→ **Task brief**: If a line of the records contains the word "class", list it.

*** Opening Material for this exercise ***

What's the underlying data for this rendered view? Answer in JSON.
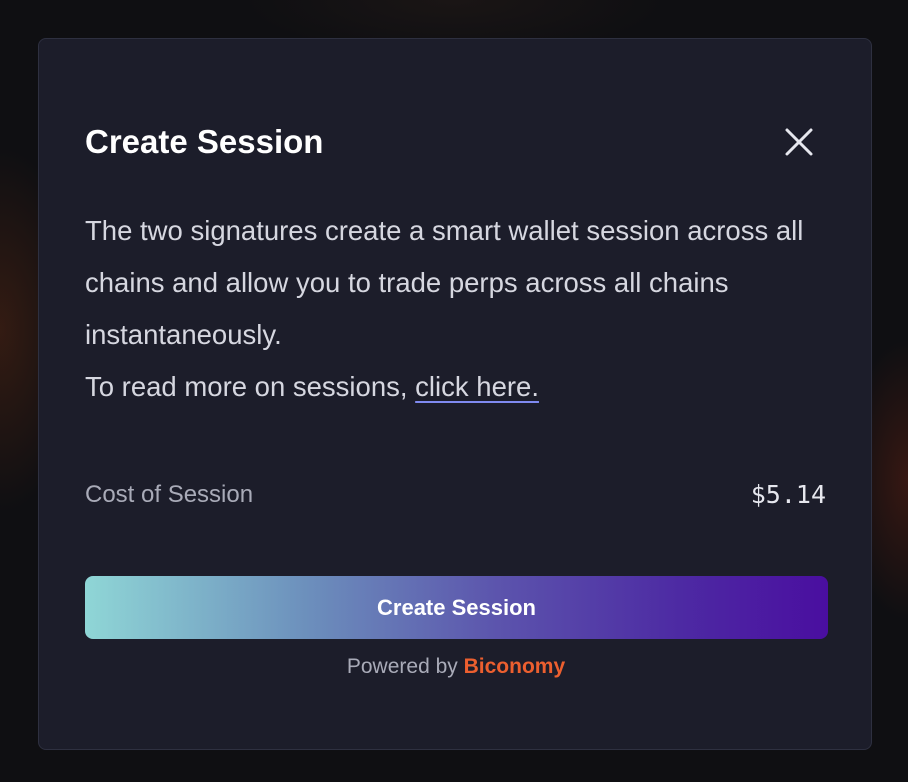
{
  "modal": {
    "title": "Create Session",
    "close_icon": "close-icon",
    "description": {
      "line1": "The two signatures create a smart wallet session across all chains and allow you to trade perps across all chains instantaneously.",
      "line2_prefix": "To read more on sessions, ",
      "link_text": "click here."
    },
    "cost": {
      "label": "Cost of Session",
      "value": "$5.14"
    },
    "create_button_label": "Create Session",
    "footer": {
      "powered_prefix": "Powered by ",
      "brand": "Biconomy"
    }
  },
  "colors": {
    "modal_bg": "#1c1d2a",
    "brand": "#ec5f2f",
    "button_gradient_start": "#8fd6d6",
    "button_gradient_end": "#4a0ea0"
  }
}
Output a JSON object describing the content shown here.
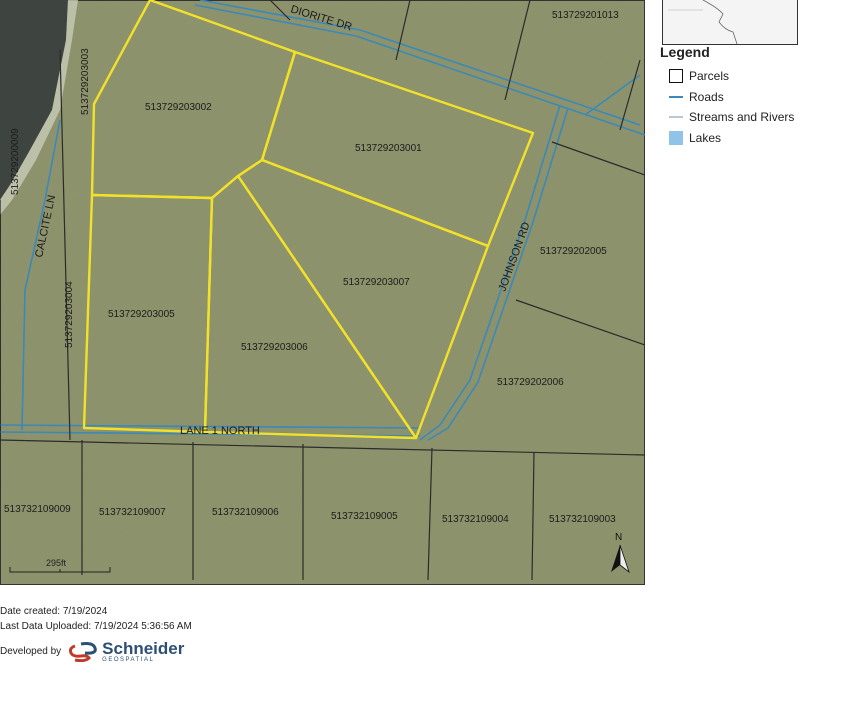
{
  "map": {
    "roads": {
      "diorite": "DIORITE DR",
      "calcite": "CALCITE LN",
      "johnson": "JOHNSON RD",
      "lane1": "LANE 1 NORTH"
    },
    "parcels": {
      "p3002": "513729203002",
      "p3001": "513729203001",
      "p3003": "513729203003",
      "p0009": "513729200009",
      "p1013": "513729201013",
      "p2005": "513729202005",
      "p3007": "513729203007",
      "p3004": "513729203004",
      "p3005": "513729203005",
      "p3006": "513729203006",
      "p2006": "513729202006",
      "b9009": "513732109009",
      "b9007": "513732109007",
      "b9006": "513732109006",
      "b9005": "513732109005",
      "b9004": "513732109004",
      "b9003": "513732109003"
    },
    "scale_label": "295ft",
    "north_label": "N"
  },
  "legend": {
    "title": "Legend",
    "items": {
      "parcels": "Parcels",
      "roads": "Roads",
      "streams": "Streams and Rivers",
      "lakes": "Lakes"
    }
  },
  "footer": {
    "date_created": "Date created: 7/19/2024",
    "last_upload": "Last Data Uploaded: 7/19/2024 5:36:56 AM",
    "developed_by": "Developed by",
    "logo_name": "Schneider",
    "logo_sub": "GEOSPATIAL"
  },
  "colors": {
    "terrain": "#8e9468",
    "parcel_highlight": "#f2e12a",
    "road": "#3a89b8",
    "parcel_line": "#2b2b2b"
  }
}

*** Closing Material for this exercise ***
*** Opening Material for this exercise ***

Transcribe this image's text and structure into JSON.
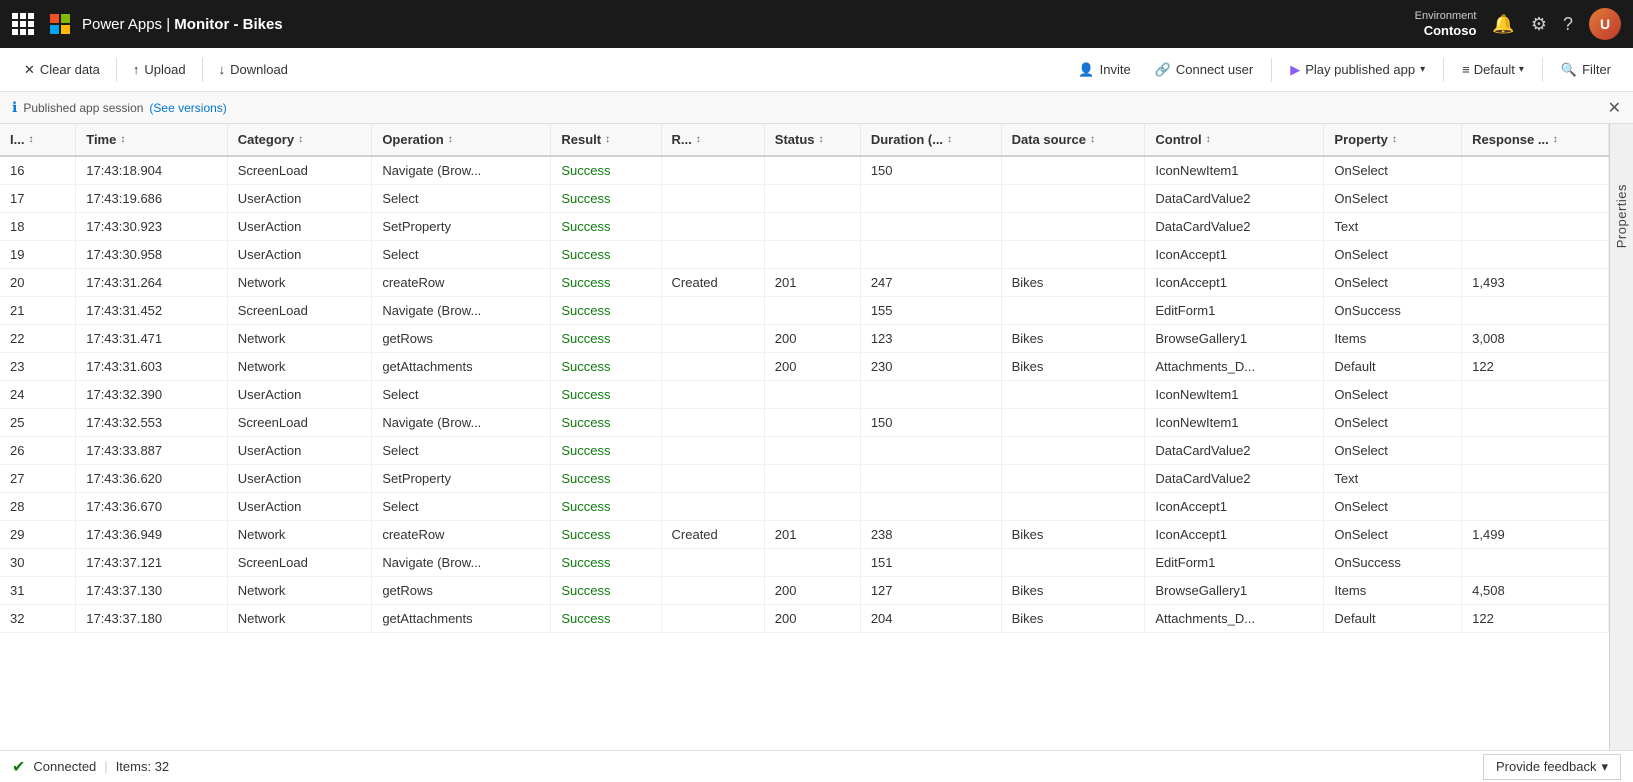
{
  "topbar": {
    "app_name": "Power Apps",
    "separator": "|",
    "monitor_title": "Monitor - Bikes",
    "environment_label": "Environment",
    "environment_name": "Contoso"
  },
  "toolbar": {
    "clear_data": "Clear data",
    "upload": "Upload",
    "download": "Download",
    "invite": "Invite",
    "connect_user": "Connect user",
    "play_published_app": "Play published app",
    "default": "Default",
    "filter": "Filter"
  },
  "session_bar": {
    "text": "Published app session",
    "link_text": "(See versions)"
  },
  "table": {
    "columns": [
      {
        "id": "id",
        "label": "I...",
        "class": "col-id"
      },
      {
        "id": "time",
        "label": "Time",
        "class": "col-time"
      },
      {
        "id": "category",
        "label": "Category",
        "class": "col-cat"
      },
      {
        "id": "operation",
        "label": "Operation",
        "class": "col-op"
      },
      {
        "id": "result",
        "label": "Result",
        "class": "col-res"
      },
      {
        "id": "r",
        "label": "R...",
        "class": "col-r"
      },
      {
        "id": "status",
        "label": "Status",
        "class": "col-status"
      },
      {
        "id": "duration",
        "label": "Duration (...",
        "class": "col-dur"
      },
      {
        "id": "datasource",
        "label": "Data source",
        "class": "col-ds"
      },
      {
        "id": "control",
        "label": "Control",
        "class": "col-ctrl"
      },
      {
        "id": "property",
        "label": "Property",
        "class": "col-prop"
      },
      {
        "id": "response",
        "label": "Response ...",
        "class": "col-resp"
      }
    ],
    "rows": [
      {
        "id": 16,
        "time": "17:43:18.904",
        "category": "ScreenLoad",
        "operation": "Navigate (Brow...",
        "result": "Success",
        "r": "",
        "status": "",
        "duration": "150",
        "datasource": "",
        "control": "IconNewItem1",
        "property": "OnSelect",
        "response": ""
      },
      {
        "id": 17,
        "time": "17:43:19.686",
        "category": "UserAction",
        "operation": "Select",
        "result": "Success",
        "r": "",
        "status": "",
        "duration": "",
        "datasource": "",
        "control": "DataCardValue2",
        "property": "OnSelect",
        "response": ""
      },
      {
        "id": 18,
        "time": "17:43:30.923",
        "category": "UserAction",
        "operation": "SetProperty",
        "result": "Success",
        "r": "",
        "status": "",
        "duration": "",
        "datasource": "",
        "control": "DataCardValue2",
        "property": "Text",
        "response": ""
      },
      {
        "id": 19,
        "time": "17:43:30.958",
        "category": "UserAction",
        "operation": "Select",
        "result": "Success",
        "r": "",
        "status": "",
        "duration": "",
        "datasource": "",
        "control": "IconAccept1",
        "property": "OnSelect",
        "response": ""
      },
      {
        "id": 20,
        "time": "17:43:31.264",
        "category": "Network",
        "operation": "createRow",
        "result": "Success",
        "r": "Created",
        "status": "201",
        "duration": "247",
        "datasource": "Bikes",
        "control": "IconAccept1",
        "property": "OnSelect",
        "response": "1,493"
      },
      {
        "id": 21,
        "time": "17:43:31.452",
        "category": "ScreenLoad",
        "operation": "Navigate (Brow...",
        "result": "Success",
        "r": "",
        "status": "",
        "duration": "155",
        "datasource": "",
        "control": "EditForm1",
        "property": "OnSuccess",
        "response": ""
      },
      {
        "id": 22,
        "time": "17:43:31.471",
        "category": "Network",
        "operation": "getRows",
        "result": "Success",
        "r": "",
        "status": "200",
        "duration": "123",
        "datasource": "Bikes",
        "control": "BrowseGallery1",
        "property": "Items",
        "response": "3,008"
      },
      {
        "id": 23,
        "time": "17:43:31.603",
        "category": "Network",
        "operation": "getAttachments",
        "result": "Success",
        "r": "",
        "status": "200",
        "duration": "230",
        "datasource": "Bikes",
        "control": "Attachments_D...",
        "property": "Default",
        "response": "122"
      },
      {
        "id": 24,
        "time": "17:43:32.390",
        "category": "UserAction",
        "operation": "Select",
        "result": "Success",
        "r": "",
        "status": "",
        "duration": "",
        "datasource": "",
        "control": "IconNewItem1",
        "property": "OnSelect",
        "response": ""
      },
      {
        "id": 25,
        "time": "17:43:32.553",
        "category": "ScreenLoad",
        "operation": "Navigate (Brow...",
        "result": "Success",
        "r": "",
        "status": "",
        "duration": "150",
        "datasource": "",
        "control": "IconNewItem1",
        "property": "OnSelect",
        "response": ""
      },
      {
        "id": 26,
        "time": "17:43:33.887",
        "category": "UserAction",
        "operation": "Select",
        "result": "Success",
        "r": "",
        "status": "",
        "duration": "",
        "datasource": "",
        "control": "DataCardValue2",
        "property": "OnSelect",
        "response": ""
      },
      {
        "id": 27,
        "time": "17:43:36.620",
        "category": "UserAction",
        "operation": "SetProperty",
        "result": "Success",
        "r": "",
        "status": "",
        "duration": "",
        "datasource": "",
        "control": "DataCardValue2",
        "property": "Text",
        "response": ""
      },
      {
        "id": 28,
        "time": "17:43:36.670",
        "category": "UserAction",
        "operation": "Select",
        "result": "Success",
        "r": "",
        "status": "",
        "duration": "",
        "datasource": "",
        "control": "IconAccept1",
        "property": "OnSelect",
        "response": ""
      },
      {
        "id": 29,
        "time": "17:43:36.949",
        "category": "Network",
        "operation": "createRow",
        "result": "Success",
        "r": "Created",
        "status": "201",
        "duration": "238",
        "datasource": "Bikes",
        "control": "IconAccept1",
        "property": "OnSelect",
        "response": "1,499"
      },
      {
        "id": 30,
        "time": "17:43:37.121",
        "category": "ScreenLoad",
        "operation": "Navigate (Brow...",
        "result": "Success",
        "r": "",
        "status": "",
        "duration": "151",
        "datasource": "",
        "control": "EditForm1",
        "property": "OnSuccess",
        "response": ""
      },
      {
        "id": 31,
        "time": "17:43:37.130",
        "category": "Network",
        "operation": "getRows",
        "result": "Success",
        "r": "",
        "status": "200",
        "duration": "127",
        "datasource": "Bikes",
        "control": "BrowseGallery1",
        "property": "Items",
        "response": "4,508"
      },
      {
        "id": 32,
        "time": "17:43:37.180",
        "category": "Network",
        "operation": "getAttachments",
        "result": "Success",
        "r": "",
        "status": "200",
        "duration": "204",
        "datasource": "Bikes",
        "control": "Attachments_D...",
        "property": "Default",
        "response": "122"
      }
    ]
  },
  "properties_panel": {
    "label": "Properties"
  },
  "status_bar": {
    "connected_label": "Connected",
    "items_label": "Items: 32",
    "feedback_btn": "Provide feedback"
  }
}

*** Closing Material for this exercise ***

→ **Solution below**:
        "class": "col-id"
        "class": "col-time"
        "class": "col-cat"
        "class": "col-op"
        "class": "col-res"
        "class": "col-r"
        "class": "col-status"
        "class": "col-dur"
        "class": "col-ds"
        "class": "col-ctrl"
        "class": "col-prop"
        "class": "col-resp"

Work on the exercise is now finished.